<div style=”margin-bottom:5px”> <strong> <a href=”http://www.slideshare.net/LuisTaverasMBAMS/ny-annual-report2012″ title=”Ny annual report_2012″ target=”_blank”>Ny annual report_2012</a> </strong> from <strong><a href=”http://www.slideshare.net/LuisTaverasMBAMS” target=”_blank”>Luis Taveras MBA, MS</a></strong> </div>
According to the U.S. Census Supplemental Poverty Measure, California’s poverty rate is the nation’s highest. And though the state accounts for about 12 percent of the nation’s population, it hosts more than 32 percent of its welfare recipients. 2,987,433 people have left California—more than the combined populations of San Diego, San Jose, and San Francisco. The 2010 Census shows that California’s population increased by 3,382,308 between 2000 and 2010, thanks to births and immigration.
In California, education spending has doubled over the last 40 years. The state’s teachers are the fourth-highest-paid in the country, with an average salary of $67,871, not counting their generous pensions. What do we have to show for it? On the most recent NAEP, California’s fourth-graders ranked 45th in the nation in mathematics; in science, they ranked second to last, topping only Mississippi. Over the same 40-year span, California’s average SAT scores have dropped about 5 percent.
I have just completed an analysis of the outstanding debt of the school districts in the State of New York. Drastic changes in debt level as shown by the case below inspired me to write this piece. This is very concerning because it is taking place in an environment with declining enrollment. I hope you enjoy it.

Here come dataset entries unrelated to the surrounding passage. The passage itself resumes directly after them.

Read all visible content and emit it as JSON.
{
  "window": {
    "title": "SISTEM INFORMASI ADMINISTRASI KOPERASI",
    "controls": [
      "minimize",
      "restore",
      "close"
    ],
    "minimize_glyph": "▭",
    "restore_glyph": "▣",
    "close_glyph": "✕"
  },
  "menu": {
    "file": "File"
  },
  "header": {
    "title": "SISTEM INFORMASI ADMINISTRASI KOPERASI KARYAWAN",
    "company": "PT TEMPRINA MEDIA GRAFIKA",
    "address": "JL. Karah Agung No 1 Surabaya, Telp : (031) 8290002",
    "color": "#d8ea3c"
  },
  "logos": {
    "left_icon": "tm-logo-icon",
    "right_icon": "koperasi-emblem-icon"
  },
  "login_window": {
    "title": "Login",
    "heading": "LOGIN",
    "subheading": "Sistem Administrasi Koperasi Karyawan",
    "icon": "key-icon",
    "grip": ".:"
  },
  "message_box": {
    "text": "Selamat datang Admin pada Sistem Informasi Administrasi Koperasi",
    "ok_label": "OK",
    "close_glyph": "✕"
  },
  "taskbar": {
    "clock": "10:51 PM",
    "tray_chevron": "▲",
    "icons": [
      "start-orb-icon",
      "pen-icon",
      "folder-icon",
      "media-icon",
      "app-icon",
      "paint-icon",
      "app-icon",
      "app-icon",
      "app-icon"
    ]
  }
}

% Change 2004/2011
|Kiryas Joel Village Union Free School District||Orange||
Optimization with an impact
According to the financial plan released by the City of New York in January 2013, the forecasted revenue from the sale of the Taxi Medallions has been reduced from $790 million to $600 million in FY’2014. This means that the city has shifted the collection of the revenue to FY’15 ($50 million) and FY’16 ($140 million.) The unpredictability of this crucial revenue is creating a fiscal conundrum for the City of New York and this is exactly where the risk lies. If you would like to have a better understanding about this problem, you need to read the analysis published by Optimization with an Impact titled “The Taxi Medallions Dilemma”.